**Exercise goal**: Taking the records line by line, how many lines contain the word "background"? Answer with the number only.

**Data for processing**:
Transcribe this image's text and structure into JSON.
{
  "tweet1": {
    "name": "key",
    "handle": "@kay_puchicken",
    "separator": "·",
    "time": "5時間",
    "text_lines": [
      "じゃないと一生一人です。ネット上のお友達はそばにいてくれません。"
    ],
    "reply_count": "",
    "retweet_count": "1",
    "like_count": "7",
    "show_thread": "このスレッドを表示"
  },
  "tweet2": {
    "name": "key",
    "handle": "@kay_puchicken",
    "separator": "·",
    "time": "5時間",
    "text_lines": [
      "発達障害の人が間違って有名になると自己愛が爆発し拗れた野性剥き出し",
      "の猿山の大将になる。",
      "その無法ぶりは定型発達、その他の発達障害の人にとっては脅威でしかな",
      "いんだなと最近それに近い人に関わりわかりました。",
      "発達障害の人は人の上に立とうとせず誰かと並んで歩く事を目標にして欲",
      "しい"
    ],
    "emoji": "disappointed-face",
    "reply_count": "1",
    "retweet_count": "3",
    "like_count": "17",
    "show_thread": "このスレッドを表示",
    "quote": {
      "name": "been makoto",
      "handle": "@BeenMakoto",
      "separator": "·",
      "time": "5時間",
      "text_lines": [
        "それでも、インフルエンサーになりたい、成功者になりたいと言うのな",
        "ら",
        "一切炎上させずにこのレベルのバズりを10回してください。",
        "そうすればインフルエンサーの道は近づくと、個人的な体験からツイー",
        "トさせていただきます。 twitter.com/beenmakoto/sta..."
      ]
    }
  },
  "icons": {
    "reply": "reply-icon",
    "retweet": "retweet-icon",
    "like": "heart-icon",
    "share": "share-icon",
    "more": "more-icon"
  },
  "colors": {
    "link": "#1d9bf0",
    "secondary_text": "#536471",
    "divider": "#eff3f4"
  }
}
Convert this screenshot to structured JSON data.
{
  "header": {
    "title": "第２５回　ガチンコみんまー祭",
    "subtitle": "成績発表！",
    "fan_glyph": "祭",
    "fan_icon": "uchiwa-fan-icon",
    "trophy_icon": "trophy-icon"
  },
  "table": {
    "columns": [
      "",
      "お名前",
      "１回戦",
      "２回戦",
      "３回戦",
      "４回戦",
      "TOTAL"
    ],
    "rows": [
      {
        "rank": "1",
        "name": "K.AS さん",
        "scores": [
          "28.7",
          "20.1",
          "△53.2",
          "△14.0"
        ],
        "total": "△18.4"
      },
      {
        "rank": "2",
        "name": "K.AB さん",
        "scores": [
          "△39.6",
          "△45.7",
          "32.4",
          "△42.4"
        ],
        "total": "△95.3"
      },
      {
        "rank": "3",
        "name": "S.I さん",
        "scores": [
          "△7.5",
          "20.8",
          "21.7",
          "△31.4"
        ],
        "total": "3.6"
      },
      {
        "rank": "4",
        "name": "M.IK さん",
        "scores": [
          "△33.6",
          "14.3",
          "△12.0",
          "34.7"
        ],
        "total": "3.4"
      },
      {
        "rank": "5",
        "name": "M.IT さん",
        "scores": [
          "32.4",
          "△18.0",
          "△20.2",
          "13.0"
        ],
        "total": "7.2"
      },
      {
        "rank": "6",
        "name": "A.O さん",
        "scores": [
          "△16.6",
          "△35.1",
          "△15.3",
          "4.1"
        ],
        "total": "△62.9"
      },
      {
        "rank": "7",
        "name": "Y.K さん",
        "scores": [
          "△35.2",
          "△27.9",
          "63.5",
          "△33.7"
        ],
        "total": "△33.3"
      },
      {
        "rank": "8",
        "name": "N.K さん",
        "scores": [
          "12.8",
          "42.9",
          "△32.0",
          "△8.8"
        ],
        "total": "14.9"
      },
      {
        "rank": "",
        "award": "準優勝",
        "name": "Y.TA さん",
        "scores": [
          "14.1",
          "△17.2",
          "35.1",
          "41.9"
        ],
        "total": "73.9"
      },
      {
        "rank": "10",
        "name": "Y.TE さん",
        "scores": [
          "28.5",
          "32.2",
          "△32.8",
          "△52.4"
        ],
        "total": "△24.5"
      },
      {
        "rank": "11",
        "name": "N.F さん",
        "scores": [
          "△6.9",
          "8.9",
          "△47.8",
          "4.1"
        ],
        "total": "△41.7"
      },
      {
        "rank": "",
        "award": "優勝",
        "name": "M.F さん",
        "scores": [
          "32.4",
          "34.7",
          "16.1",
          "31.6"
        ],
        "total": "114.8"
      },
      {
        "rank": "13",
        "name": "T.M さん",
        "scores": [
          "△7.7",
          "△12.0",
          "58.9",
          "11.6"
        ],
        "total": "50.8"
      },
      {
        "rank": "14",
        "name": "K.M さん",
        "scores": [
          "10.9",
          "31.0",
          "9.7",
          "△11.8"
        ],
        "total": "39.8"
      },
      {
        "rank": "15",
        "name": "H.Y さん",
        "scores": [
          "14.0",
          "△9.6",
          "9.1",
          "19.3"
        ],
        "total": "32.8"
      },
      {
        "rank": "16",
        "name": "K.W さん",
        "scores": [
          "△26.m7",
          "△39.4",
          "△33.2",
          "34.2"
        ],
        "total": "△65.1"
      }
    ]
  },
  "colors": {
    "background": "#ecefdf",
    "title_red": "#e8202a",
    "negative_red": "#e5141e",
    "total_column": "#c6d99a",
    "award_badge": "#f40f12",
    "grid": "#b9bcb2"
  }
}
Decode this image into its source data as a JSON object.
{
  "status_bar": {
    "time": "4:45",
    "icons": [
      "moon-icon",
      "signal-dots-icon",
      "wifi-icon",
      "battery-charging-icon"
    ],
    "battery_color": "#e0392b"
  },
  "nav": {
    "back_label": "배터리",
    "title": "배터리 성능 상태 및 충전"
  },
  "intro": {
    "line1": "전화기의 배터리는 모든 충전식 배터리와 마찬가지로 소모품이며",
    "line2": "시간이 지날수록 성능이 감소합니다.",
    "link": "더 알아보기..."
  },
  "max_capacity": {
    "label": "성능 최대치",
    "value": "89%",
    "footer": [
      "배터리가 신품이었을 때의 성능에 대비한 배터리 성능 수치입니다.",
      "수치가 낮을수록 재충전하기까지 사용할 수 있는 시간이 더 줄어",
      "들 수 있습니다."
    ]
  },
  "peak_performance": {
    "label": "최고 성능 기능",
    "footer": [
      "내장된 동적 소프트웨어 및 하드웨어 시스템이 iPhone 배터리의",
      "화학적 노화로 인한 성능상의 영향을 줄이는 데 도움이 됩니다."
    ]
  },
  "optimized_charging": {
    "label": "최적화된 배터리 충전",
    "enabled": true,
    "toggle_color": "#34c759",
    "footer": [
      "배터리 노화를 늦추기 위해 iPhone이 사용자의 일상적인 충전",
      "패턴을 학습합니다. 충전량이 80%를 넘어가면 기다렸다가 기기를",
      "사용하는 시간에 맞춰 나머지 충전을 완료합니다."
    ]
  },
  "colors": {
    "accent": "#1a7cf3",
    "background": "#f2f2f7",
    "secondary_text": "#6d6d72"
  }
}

**Result**: 2